Stocking rate decisions would be much easier if somehow ranchers knew how much forage would be available during summer. Reliable estimates can be made by comparing this year’s amount of precipitation to the long-term average or long-term median. There are three different but similar methods. One method compares the amount of precipitation received in a “crop year,” while another compares the combined total precipitation received in April, May, and June. A third method averages the estimates provided by the crop year precipitation and the April + May + June precipitation. For example, if precipitation during the crop year from the first of September 2022 to the end of June 2023 equaled 70% of the past 30-year average or 30-year median, then forage production will likely be about 70% of normal in summer 2023. Similarly, if the combined total precipitation received in April, May, and June 2023 equaled 80% of the 30-year average or median for April + May + June precipitation, then forage production will likely be about 80% of normal in summer 2023. The average of the two methods would predict 75% of normal forage production. The crop-year method is best-suited to areas in Montana west of the Continental Divide, the April + May + June method is best suited to eastern Montana, and the average of these two methods is best suited to central Montana.

These methods do not provide perfect estimates because they do not account for many other factors that also affect forage growth, such as air temperature, humidity, and wind. However, these simple procedures provide reliable estimates to help ranchers make informed stocking rate decisions.

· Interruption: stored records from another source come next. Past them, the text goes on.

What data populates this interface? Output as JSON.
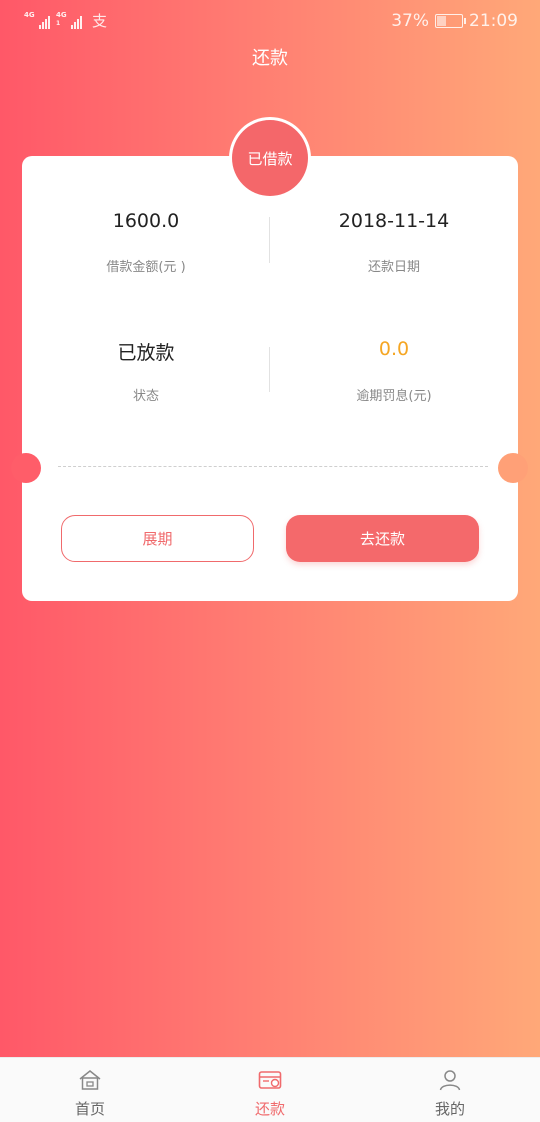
{
  "status_bar": {
    "sim1_label": "4G",
    "sim2_label": "4G",
    "sim2_sub": "1",
    "alipay_glyph": "支",
    "battery_percent": "37%",
    "battery_level": 0.37,
    "time": "21:09"
  },
  "header": {
    "title": "还款"
  },
  "loan": {
    "badge": "已借款",
    "amount_value": "1600.0",
    "amount_label": "借款金额(元 )",
    "date_value": "2018-11-14",
    "date_label": "还款日期",
    "status_value": "已放款",
    "status_label": "状态",
    "penalty_value": "0.0",
    "penalty_label": "逾期罚息(元)"
  },
  "actions": {
    "extend_label": "展期",
    "repay_label": "去还款"
  },
  "tabbar": {
    "items": [
      {
        "label": "首页",
        "icon": "home-icon"
      },
      {
        "label": "还款",
        "icon": "repay-card-icon",
        "active": true
      },
      {
        "label": "我的",
        "icon": "user-icon"
      }
    ]
  },
  "colors": {
    "accent": "#f4676a",
    "warn": "#f5a623",
    "gradient_start": "#ff5868",
    "gradient_end": "#ffa878"
  }
}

Forage production estimates derived from either the crop-year method, the April + May + June method, or the average of these two methods also can be used to manage risk. For example, if an area normally receives 4 inches of precipitation in April + May + June, and no moisture was received in April, one can examine the long-term weather records to find how often the area received four inches in May + June alone. The percentage of times this occurred in the past 30 years indicates the chances of it happening this year and thus, the likelihood that summer forage production will be normal following a dry April. Continuing the example, if two inches of precipitation were received in May, the long-term weather records could be examined to find how often the area received two inches in June alone. The percentage of times this occurred in the past 30 years indicates the odds that the area will receive its normal four inches by the end of April + May + June and the likelihood that summer forage production will be normal.


Without precipitation records for a ranch, the Western Regional Climate Center has long-term data from hundreds of weather stations across Montana: The Agrimet system can also provide precipitation records:

For assistance accessing these data or for more information about livestock stocking rates, contact the local MSU Extension office, or send an email to